EXERCISE INSTRUCTIONS -
Search the lines of the records for the word "JSON", and copy every line that has it.

SUPPLIED RECORDS -
>>>>>
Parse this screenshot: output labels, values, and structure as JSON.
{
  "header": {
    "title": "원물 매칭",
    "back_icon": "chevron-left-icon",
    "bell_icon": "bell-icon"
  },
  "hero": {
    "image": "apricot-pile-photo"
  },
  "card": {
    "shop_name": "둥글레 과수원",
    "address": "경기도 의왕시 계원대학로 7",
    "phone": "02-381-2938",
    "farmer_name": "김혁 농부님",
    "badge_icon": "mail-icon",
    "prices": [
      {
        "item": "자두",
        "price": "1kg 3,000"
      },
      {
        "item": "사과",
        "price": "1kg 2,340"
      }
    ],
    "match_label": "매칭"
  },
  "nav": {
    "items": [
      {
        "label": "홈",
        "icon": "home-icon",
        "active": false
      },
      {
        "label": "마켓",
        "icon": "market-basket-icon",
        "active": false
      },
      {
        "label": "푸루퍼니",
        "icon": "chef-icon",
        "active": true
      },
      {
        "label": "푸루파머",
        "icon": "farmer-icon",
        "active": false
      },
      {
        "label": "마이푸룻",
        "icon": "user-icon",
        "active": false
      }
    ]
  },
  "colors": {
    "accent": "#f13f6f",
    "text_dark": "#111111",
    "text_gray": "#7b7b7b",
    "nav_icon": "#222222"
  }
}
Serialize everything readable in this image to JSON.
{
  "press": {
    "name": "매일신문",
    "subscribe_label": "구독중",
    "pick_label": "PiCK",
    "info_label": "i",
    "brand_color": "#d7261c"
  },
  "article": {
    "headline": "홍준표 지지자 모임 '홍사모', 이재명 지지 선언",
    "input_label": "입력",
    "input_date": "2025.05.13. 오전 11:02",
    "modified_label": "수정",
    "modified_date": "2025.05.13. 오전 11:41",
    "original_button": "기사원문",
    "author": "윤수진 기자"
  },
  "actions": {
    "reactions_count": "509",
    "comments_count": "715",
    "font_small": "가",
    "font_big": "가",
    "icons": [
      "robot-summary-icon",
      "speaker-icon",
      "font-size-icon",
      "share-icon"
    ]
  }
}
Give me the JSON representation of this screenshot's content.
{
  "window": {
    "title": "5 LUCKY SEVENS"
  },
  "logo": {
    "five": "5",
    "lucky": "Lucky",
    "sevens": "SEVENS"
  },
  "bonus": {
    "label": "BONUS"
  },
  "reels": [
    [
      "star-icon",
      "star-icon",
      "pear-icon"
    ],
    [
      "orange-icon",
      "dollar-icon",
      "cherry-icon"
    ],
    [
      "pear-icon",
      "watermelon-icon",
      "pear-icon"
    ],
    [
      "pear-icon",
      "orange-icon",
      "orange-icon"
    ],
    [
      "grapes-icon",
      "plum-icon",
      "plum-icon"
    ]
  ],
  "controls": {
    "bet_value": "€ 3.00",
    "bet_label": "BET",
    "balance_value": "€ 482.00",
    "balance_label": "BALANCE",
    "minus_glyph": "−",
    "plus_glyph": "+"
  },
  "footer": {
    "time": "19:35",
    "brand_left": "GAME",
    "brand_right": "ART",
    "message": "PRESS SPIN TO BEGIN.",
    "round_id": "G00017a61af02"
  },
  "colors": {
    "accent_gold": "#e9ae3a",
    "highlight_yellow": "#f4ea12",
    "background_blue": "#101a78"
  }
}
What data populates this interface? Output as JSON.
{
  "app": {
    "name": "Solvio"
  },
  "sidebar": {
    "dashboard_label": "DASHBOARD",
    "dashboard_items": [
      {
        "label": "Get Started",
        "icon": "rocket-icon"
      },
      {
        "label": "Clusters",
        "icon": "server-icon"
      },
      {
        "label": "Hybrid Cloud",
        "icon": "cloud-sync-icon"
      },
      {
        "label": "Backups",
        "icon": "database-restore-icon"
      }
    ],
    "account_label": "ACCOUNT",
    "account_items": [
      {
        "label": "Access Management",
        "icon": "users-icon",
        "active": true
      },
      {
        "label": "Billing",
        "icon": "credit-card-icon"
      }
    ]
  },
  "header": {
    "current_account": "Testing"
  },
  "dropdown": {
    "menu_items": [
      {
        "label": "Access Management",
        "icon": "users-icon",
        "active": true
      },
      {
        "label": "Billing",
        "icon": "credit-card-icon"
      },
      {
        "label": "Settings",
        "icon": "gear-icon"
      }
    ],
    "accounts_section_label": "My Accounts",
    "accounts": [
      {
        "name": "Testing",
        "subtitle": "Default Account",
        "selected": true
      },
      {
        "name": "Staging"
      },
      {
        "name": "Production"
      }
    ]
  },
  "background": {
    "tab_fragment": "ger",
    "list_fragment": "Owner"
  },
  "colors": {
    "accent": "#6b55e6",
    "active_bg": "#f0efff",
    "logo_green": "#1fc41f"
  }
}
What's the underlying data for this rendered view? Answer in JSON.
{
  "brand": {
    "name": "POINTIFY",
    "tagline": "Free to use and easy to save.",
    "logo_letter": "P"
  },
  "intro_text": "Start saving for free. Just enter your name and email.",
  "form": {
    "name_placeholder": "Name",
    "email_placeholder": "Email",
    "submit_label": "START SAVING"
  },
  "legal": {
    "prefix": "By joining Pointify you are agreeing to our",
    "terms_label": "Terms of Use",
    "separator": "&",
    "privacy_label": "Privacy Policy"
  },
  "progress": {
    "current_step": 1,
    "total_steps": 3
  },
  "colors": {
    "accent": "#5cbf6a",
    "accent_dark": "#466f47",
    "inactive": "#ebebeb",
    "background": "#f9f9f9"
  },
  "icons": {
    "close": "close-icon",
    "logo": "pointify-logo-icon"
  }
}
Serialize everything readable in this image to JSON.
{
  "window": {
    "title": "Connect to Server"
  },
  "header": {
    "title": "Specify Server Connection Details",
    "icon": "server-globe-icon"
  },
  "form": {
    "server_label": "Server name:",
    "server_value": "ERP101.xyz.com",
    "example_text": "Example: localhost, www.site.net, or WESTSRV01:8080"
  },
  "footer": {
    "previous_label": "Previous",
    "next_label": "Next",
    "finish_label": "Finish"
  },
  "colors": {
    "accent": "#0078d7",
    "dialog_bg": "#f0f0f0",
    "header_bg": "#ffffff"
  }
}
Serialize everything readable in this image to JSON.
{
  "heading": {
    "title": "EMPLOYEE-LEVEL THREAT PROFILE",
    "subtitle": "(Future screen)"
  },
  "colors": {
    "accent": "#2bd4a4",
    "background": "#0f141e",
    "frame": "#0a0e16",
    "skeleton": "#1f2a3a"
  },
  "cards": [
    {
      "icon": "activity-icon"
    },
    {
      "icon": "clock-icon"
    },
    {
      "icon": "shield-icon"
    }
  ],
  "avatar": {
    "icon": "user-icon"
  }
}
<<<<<
ANSWER TO THIS EXERCISE -
Parse this screenshot: output labels, values, and structure as JSON.
Serialize everything readable in this image to JSON.
Give me the JSON representation of this screenshot's content.
What data populates this interface? Output as JSON.
What's the underlying data for this rendered view? Answer in JSON.
Serialize everything readable in this image to JSON.
Serialize everything readable in this image to JSON.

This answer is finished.